“I believe that to be true,” Smith said. “As I listen to state epidemiologists, and to the governor, I do think that (vaccines) have been the major contributor to the decline.”

Smith is encouraged that more vaccinations are being administered daily and hopes that, when younger children become eligible to receive the vaccine, it will only bring down total transmission further.

As for the district, Smith has had to deal with a steady flow of cases since the return to school buildings. In February and March of this year, elementary schools including Cider Mill School accounted for many of the district’s cases. While social distancing guidelines have played their part in slowing the spread in Wilton schools, and Smith said that finally being able to see a zero in the new cases column and report that to district parents and staff is comforting.

“It really does feel like a great sense of relief,” he said. Although the superintendent said the district is “not out of the woods yet,” he said that with more vaccinations, the district will have “more opportunities for people to be together.”

He admitted that while necessary, having safety protocols such as plexiglass separators and keeping children largely isolated from each other isn’t the most conducive to learning for young students.

Although Gov. Ned Lamont recently released guidance stating that the state will no longer mandate fully vaccinated individuals to wear masks indoors, he advised that schools should continue to mask at least until the end of the academic year.
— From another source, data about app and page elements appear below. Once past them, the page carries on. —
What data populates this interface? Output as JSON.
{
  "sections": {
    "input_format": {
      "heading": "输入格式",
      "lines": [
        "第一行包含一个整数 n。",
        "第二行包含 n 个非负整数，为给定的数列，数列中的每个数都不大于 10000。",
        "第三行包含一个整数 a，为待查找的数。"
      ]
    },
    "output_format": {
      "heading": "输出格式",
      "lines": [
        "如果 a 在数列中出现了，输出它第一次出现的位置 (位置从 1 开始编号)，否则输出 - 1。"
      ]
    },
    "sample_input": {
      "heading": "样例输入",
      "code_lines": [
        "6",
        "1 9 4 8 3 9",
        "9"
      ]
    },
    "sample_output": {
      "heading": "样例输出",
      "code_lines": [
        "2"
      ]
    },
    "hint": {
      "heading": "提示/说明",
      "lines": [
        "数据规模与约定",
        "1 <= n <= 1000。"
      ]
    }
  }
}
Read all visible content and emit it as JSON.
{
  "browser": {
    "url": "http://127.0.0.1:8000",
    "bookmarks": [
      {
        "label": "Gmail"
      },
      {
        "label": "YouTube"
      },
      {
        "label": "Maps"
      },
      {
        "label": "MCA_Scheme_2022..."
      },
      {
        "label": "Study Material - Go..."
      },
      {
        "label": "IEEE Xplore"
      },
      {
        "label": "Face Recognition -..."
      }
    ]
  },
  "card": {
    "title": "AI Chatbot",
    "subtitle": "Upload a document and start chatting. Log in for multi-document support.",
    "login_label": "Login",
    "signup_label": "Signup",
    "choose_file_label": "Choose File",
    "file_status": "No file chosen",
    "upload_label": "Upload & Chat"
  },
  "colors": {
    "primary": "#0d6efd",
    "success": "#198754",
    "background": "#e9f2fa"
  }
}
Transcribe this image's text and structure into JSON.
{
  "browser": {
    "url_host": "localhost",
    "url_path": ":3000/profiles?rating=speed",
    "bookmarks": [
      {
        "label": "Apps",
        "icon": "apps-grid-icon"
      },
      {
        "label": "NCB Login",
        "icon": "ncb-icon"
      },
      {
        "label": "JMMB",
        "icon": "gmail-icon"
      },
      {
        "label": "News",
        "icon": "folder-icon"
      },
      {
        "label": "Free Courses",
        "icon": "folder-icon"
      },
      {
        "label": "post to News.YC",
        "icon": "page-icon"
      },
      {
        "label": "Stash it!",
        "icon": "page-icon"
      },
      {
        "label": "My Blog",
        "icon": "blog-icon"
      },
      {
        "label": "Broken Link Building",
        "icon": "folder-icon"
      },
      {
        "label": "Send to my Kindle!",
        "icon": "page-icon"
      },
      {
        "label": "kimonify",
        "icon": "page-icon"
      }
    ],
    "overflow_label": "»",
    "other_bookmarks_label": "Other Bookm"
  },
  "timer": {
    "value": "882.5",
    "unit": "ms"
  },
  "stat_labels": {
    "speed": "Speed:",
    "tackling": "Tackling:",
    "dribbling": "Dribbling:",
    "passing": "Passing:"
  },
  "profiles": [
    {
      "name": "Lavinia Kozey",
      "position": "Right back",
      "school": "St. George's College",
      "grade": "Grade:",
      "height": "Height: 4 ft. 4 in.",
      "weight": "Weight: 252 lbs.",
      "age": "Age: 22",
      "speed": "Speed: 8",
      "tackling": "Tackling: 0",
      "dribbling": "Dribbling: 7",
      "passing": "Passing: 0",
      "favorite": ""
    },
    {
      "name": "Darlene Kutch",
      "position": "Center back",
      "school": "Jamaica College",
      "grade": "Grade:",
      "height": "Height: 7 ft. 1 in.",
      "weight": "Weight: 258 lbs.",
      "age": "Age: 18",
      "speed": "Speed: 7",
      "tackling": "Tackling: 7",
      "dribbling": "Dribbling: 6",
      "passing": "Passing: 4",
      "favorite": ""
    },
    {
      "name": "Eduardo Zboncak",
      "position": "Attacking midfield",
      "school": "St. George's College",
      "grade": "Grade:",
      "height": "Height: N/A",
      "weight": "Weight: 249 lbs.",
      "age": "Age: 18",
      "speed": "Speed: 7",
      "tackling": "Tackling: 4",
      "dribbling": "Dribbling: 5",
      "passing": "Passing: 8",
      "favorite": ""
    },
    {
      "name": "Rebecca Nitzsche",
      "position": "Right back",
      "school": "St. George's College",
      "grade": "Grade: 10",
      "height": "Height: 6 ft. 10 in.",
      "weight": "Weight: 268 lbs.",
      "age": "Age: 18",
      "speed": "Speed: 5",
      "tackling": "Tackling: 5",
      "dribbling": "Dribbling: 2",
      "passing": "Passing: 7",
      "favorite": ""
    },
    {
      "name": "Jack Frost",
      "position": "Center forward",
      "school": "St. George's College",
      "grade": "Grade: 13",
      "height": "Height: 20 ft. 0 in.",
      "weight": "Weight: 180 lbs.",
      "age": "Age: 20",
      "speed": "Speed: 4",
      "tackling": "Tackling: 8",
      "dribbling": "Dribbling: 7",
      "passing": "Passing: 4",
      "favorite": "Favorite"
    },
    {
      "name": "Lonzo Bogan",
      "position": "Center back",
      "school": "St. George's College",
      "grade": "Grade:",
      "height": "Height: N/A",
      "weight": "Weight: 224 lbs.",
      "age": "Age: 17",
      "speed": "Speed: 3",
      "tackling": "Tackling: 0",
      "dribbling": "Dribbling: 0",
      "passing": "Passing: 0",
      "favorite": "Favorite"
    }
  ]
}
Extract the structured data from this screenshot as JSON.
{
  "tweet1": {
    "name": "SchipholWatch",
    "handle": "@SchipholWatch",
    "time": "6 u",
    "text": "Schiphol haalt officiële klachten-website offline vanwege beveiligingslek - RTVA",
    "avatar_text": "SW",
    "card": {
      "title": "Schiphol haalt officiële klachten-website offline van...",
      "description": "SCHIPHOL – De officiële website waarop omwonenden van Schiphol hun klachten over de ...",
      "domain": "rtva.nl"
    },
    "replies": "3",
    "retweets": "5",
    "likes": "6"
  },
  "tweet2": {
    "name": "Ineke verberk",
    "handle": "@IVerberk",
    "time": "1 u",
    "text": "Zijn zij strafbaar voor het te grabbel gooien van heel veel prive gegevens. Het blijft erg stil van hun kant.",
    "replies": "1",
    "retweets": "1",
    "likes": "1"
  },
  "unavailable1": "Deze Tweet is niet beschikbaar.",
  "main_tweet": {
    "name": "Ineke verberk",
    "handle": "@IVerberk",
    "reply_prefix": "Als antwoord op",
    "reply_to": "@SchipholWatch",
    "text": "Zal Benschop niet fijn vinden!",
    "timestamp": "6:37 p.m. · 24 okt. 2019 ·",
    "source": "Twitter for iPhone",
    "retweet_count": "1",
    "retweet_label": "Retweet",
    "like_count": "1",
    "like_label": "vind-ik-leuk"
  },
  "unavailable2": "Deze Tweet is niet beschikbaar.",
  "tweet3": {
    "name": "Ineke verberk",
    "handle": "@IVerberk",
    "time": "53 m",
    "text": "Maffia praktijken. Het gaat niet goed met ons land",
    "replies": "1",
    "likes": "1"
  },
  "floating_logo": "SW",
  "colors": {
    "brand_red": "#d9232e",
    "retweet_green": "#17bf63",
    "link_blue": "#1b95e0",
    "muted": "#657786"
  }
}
For Wilton schools, that last day is June 11.

Smith said they will continue to mask indoors for summer programming, but could not yet commit to any tentative plans for the 2021-22 school year in regards to masking.

He said, however, that having more activities where students are joining together in person is beneficial for their mental health and he would like to do that as safely as possible.

“The mental health piece of that can’t be understated,” Smith said. “When we changed learning models, and kids were in the presence of each other for the first time, many days felt like the first day of school because of that phenomenon.”

Moving forward, Smith aims to keep that number of new positive cases either at zero or as low as possible.

“If circumstances say you can’t get vaccinated, adhere to social distancing measures,” he said. “If we continue those factors, we can continue to see low numbers to none at all.”